Recent history has shown post-punk music to be enjoying somewhat of a resurgence; towards the end of last decade, we saw bands like Fontaines D.C and IDLES catapult the genre back into wider public conciseness and, over the last four years or so, it seems like there is now a wealth of bands and artists taking inspiration from the post-punk sound.
Though the act of placing any given song or artist into a specific box is now an outdated exercise, given that we are, by many accounts, experiencing a post-genre landscape, there are doubtless still strong ties that bind a band’s sound to the area they are from. Dry Cleaning are one of these bands, like many, sprung from the seeds originally planted by the artists that came before; their home soil of South London was once fertilised by The Clash, and they their punky neighbours, Shame, in reviving a family years.
The band formed in 2017 and dropped their first two EPs, the first of which was ‘Sweet Princess’, in 2019. The EPs showcased the band’s subtle and often monotonous spoken-word approach to lyrics (an approach that also seems to be going through a significant flowering period) as well as their guitar focussed instrumentation, which saw the band being compared with the likes of The Wire and The Fall. The formative releases gave the band their introduction, as well as a foundation on which to build their sound, and it’s in this album, their debut, that I feel the true brilliance of the band is shown.
When compared to its proceeding EPs, it becomes clear that the album, produced by John Parish, is the embodiment of both the considerable progression and development of their sound; Lewis Maynard’s moody, low bass lines are crisper, Tom Dowse’s guitar lines are more thematically developed and Nick Buxton’s drumming gives the whole album its infectious, percussive drive. All of these musical elements succeed in creating an open space for front-woman, Florence Shaw to fill with her sludgy, apathetic and figurative lyrics; lyrics that, on initial evaluation, come across as nonsensical and even idiosyncratic, the kind of lyrics designed to throw the listener off course. After repeated listens, however, they become, albeit vaguely, more comprehensible; they appear to be an amalgamation of both eavesdropped conversations and Shaw’s personal experiences, striving to decode too much of the lyrical content, though, is likely to result in some kind of synaptic short-circuit.

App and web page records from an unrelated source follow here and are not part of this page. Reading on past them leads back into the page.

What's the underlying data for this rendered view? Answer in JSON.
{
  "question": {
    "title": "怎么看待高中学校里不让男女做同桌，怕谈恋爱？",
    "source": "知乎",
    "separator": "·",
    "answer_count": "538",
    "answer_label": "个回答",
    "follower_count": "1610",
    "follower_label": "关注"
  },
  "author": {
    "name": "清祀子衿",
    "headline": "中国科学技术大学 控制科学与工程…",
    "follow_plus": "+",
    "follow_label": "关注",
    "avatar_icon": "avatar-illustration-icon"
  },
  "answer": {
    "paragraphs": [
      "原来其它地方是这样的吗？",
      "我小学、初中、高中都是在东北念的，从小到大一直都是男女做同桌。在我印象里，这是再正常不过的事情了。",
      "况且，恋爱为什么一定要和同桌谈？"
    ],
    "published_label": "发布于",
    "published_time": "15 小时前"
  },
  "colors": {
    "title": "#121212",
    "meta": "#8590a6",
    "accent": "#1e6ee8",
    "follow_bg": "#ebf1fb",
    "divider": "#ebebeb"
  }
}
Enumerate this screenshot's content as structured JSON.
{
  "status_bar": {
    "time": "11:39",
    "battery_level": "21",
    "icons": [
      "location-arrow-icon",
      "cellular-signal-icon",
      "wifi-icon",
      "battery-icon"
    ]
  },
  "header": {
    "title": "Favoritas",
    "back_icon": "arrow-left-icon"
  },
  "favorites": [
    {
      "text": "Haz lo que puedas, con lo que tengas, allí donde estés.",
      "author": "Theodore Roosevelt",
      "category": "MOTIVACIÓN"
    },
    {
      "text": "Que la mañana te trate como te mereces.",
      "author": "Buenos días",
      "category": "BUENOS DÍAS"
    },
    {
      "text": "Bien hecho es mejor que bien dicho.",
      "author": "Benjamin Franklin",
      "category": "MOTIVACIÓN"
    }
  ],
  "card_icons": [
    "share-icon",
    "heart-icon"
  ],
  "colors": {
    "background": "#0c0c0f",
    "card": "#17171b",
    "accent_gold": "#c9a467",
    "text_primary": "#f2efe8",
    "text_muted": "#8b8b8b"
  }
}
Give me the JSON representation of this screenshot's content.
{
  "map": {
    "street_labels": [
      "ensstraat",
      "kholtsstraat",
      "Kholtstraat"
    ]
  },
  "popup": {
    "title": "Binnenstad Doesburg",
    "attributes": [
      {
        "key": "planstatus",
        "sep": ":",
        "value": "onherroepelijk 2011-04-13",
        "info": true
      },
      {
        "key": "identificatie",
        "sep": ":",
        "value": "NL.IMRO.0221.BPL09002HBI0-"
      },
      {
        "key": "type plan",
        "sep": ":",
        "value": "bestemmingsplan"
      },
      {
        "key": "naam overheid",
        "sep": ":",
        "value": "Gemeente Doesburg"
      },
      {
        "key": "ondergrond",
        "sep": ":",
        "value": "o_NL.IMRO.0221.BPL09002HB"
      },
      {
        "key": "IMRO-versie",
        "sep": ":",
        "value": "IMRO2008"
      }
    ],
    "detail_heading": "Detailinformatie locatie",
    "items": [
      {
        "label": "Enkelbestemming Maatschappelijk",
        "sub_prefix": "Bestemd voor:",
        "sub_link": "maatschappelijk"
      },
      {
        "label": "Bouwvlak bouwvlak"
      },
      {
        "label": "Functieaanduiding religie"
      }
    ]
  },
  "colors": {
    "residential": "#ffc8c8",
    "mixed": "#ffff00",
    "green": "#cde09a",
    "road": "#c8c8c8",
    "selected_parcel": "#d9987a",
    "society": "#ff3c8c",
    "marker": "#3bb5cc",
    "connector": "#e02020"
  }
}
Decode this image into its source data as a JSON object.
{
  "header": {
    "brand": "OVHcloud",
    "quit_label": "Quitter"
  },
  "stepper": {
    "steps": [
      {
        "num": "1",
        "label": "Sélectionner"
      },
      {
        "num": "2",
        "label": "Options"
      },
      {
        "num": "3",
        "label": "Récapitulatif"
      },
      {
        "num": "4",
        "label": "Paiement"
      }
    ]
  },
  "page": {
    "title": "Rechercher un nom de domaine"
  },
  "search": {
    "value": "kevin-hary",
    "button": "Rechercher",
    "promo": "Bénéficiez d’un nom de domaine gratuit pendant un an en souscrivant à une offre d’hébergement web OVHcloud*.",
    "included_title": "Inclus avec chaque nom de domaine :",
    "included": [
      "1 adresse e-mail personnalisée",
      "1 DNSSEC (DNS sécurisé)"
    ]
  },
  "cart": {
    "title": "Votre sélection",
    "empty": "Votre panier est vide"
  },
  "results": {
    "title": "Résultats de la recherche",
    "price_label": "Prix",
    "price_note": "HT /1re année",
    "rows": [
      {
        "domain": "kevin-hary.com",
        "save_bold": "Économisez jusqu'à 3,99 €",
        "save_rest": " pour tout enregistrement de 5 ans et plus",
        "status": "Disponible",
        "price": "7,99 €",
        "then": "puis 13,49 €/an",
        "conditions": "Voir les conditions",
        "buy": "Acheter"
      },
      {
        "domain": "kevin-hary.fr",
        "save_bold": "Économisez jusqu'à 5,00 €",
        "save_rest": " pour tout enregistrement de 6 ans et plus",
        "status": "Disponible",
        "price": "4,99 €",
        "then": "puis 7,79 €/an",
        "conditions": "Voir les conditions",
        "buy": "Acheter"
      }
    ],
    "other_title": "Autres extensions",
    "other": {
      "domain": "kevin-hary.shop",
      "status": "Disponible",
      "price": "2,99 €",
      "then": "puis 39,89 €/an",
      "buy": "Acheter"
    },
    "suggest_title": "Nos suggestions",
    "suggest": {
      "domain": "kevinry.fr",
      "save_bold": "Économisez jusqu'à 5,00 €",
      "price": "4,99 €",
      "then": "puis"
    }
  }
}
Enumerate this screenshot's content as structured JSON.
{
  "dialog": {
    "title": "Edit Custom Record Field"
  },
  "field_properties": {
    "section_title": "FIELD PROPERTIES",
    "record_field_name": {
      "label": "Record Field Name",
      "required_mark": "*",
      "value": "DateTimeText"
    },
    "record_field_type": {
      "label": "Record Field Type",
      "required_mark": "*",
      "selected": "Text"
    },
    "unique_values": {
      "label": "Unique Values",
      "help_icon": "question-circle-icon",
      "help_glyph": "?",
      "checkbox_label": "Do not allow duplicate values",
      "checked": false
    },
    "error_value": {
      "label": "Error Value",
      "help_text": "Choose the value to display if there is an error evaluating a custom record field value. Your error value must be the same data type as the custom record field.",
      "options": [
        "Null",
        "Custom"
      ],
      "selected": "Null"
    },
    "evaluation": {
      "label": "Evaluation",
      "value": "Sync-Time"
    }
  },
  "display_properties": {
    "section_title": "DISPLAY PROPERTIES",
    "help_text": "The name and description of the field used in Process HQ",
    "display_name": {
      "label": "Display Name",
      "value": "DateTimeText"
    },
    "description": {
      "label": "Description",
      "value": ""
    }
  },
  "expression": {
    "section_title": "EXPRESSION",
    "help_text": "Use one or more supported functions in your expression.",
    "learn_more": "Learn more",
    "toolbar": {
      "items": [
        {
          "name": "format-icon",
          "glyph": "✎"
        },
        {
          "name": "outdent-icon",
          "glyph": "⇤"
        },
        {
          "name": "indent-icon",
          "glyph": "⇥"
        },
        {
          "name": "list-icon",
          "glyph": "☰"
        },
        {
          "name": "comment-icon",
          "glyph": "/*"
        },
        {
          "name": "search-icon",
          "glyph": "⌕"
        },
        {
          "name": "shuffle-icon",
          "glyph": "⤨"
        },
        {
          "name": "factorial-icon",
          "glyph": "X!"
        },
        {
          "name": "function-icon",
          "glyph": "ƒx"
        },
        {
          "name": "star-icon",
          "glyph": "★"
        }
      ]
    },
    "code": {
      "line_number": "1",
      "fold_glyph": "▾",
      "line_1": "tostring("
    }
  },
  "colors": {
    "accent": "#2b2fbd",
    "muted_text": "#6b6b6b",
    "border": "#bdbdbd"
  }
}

As mentioned above, the album is musically well developed; in particular, the bass lines are much more embedded in the overall sound than they are on the preceding EPs and, despite often taking a backseat, they really give the album its heavy, dense sound. The album does give itself room to breathe, however; the guitar parts do well in spreading out and filling the gaps between Shaw’s cryptic lyrics, often acting as the sharp end of the record’s otherwise clunky sound. The culmination of instrumentation is best showcased in the album’s opener, ‘Scratchcard Lanyard’, which begins by foregrounding thick bass lines over high-tempo percussion, and later gives way to Dowse’s guitar and Shaw’s monotonous vocal before finally coming full circle and reverting back to a naked bass line. The use of clunky drum and bass sounds is also prevalent on the album’s title track, the fifth on the record, where the guitar drifts in and out of the foreground and almost disappears completely midway through the track, leaving the bass and drum alone, and providing the album with one of its most sludgy and moody moments.
The general sound of the record gives the impression that it’s an intentional and thought-out next step for the group. An impression particularly underlined by John Parish’s production, which has made the body of the record’s sound tidy and stable. The instrumentation has also allowed the band to prove themselves as more musically capable than the average DIY band; striking a very nice balance between simplistic and complex sounds. The lyrics are, for the large part, the audio equivalent of hieroglyphics but something tells me they’re part of the reason I’ll be coming back ti this record.